The conservation effort to save the Bellinger River Snapping Turtle from extinction has received a huge boost after 21 tiny turtles hatched as part of a NSW Government captive breeding program, Environment Minister Gabrielle Upton said today.
The turtles began to hatch on 19 January as part of the first ever breeding program for this critically endangered species.
“There could be as few as 200 Bellinger River Snapping Turtles remaining in the wild, so these hatchlings have a vital role to play in rebuilding this population,” Ms Upton said.
Taronga Zoo established the breeding program after a newly discovered disease wiped out up to 90 per cent of the local population of Bellinger River Snapping Turtles on the NSW mid-north coast near Bellingen in 2015.
A Government emergency response team was formed to investigate and coordinate the rescue of a group of healthy turtles to establish an insurance population.
Taronga Keeper Adam Skidmore said he was surprised at how quickly the turtles had settled into their new home, with four of the five females producing eggs this breeding season.

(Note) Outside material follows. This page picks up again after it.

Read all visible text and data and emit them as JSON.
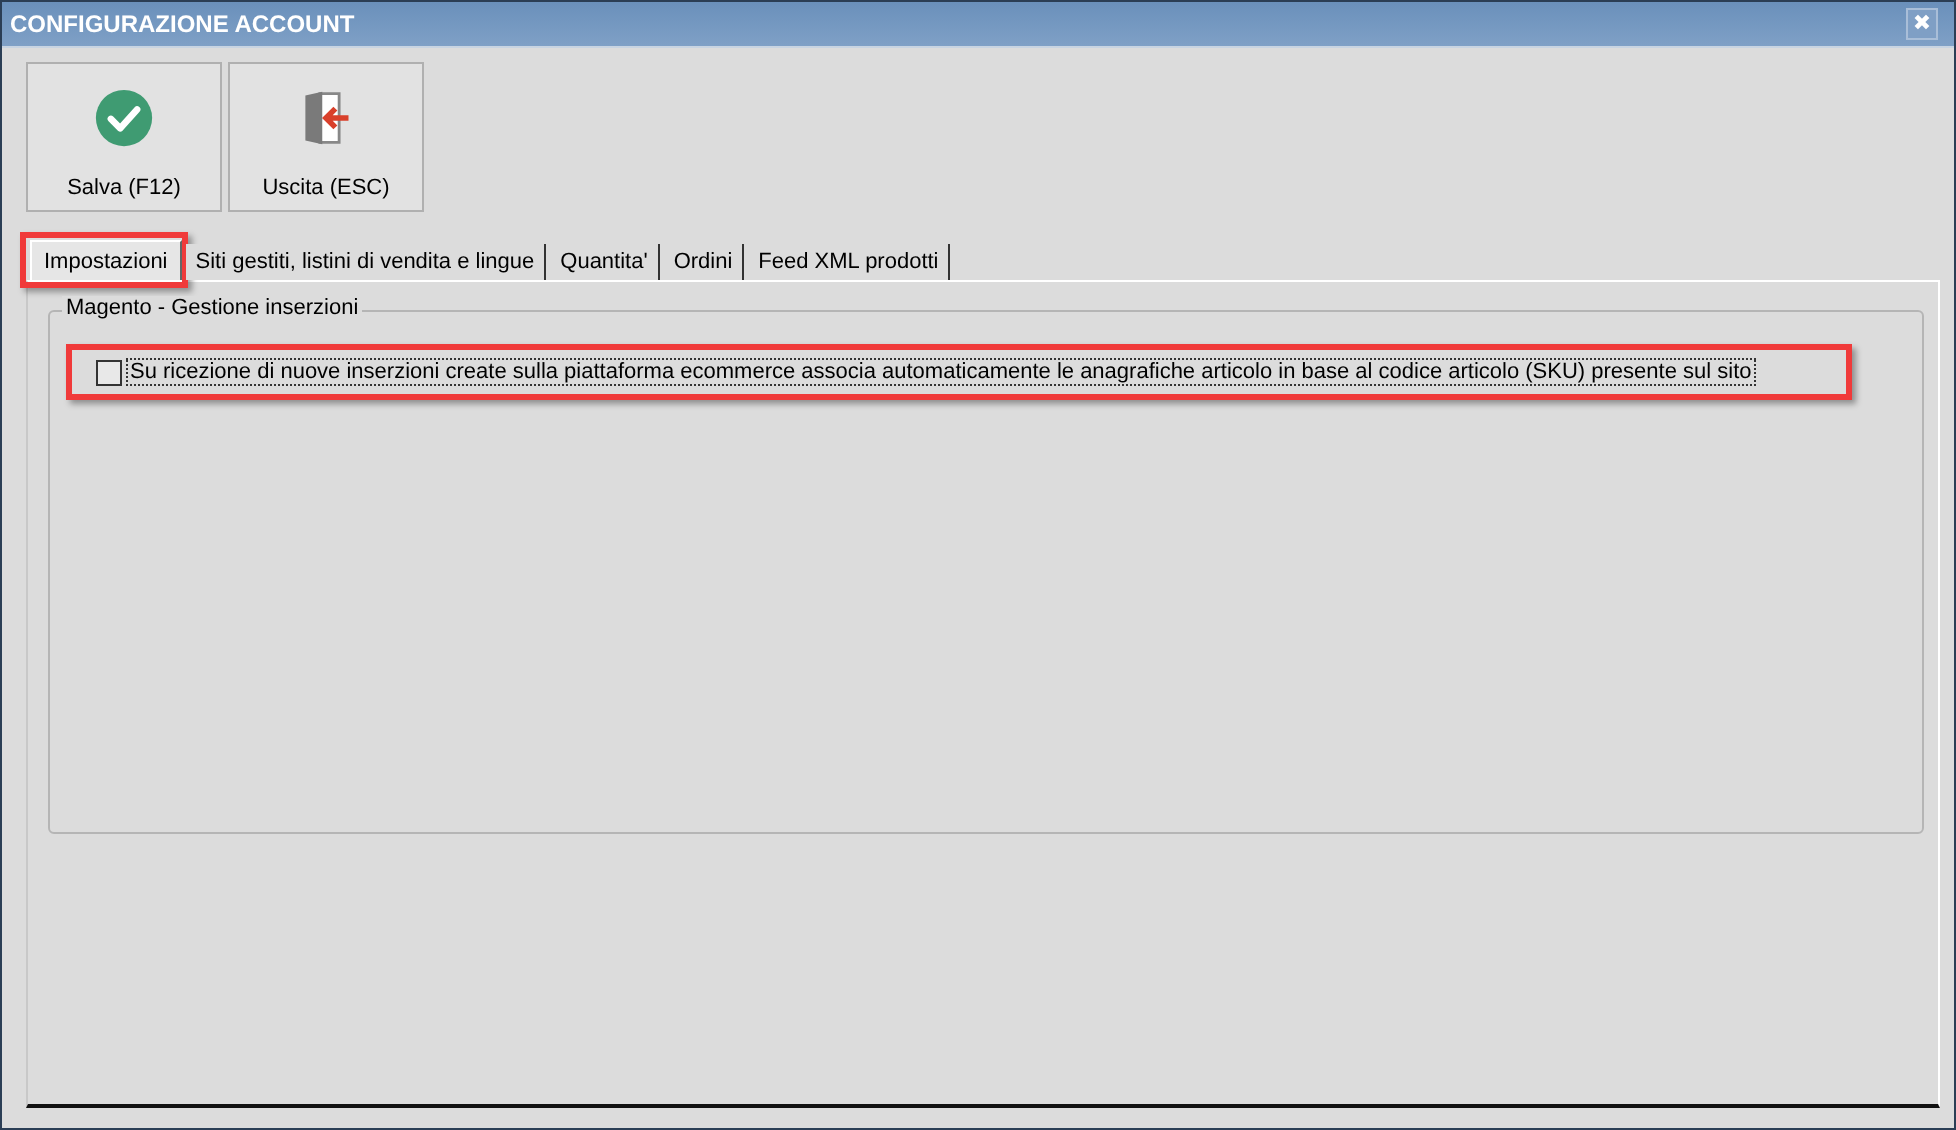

“We weren’t really expecting any hatchlings this year, so it was an amazing result to get four clutches of eggs. The team was very excited to see the first hatchlings push their way out of the eggs,” Mr Skidmore said.

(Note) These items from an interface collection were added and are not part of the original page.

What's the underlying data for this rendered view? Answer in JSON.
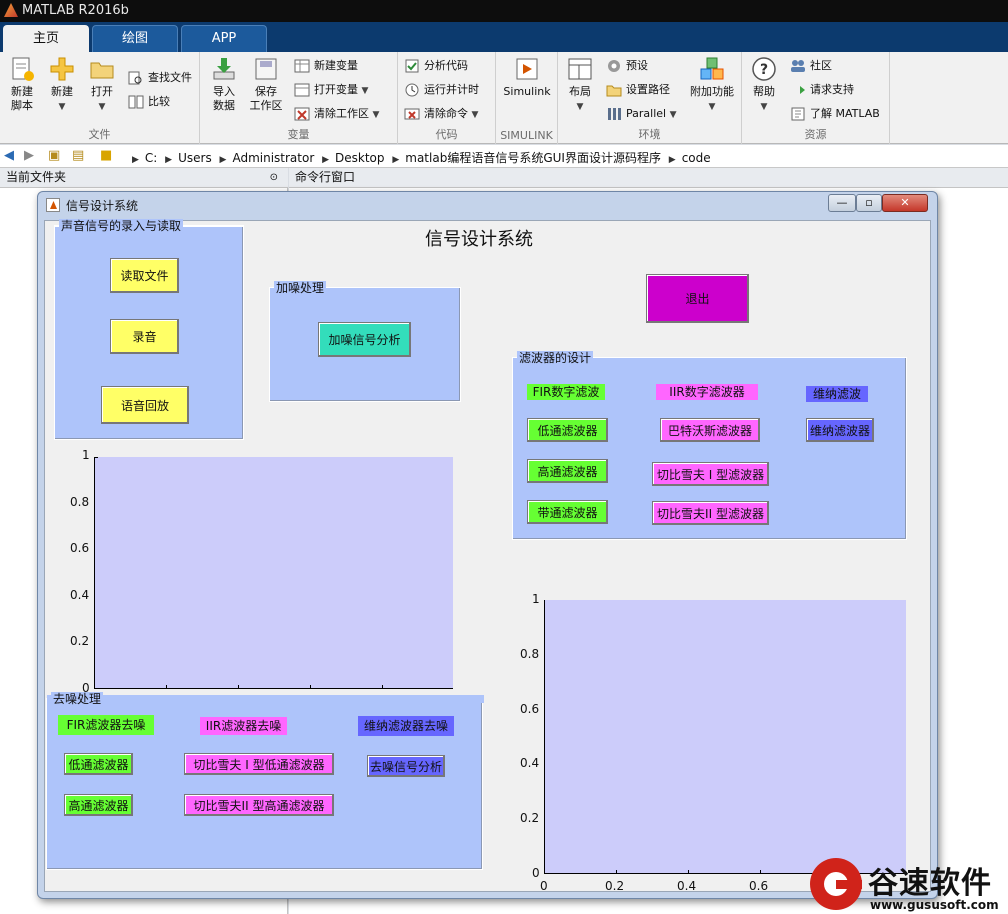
{
  "app": {
    "title": "MATLAB R2016b"
  },
  "tabs": [
    "主页",
    "绘图",
    "APP"
  ],
  "ribbon": {
    "file": {
      "label": "文件",
      "new_script": "新建\n脚本",
      "new": "新建",
      "open": "打开",
      "find_files": "查找文件",
      "compare": "比较"
    },
    "variable": {
      "label": "变量",
      "import": "导入\n数据",
      "save": "保存\n工作区",
      "new_var": "新建变量",
      "open_var": "打开变量",
      "clear_ws": "清除工作区"
    },
    "code": {
      "label": "代码",
      "analyze": "分析代码",
      "run_time": "运行并计时",
      "clear_cmd": "清除命令"
    },
    "simulink": {
      "label": "SIMULINK",
      "simulink": "Simulink"
    },
    "env": {
      "label": "环境",
      "layout": "布局",
      "prefs": "预设",
      "set_path": "设置路径",
      "parallel": "Parallel",
      "addons": "附加功能"
    },
    "resources": {
      "label": "资源",
      "help": "帮助",
      "community": "社区",
      "support": "请求支持",
      "learn": "了解 MATLAB"
    }
  },
  "address": {
    "crumbs": [
      "C:",
      "Users",
      "Administrator",
      "Desktop",
      "matlab编程语音信号系统GUI界面设计源码程序",
      "code"
    ]
  },
  "panes": {
    "current_folder": "当前文件夹",
    "command_window": "命令行窗口"
  },
  "figure": {
    "window_title": "信号设计系统",
    "main_title": "信号设计系统",
    "colors": {
      "yellow": "#ffff66",
      "magenta": "#cc00cc",
      "green": "#66ff33",
      "pink": "#ff66ff",
      "blue": "#6666ff",
      "teal": "#33ddbb"
    },
    "record_panel": {
      "title": "声音信号的录入与读取",
      "read_file": "读取文件",
      "record": "录音",
      "playback": "语音回放"
    },
    "noise_panel": {
      "title": "加噪处理",
      "analyze": "加噪信号分析"
    },
    "exit": "退出",
    "filter_panel": {
      "title": "滤波器的设计",
      "fir": "FIR数字滤波",
      "iir": "IIR数字滤波器",
      "wiener": "维纳滤波",
      "lowpass": "低通滤波器",
      "butter": "巴特沃斯滤波器",
      "wiener_btn": "维纳滤波器",
      "highpass": "高通滤波器",
      "cheby1": "切比雪夫 I 型滤波器",
      "bandpass": "带通滤波器",
      "cheby2": "切比雪夫II 型滤波器"
    },
    "denoise_panel": {
      "title": "去噪处理",
      "fir": "FIR滤波器去噪",
      "iir": "IIR滤波器去噪",
      "wiener": "维纳滤波器去噪",
      "lowpass": "低通滤波器",
      "cheby1_low": "切比雪夫 I 型低通滤波器",
      "analyze": "去噪信号分析",
      "highpass": "高通滤波器",
      "cheby2_high": "切比雪夫II 型高通滤波器"
    },
    "axes1": {
      "yticks": [
        "1",
        "0.8",
        "0.6",
        "0.4",
        "0.2",
        "0"
      ]
    },
    "axes2": {
      "yticks": [
        "1",
        "0.8",
        "0.6",
        "0.4",
        "0.2",
        "0"
      ],
      "xticks": [
        "0",
        "0.2",
        "0.4",
        "0.6"
      ]
    }
  },
  "watermark": {
    "name": "谷速软件",
    "url": "www.gususoft.com"
  }
}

Weighing 4-5 grams at birth, the hatchlings have begun eating and swimming and are being closely monitored by keepers in a special quarantine facility at Taronga.
The long-term aim of the breeding program is to raise and release hatchlings back into Bellinger River. Meanwhile, Australian Registry of Wildlife Health researchers continue to investigate the cause of the disease and monitor the remaining turtles and other wildlife in the Bellinger River catchment system.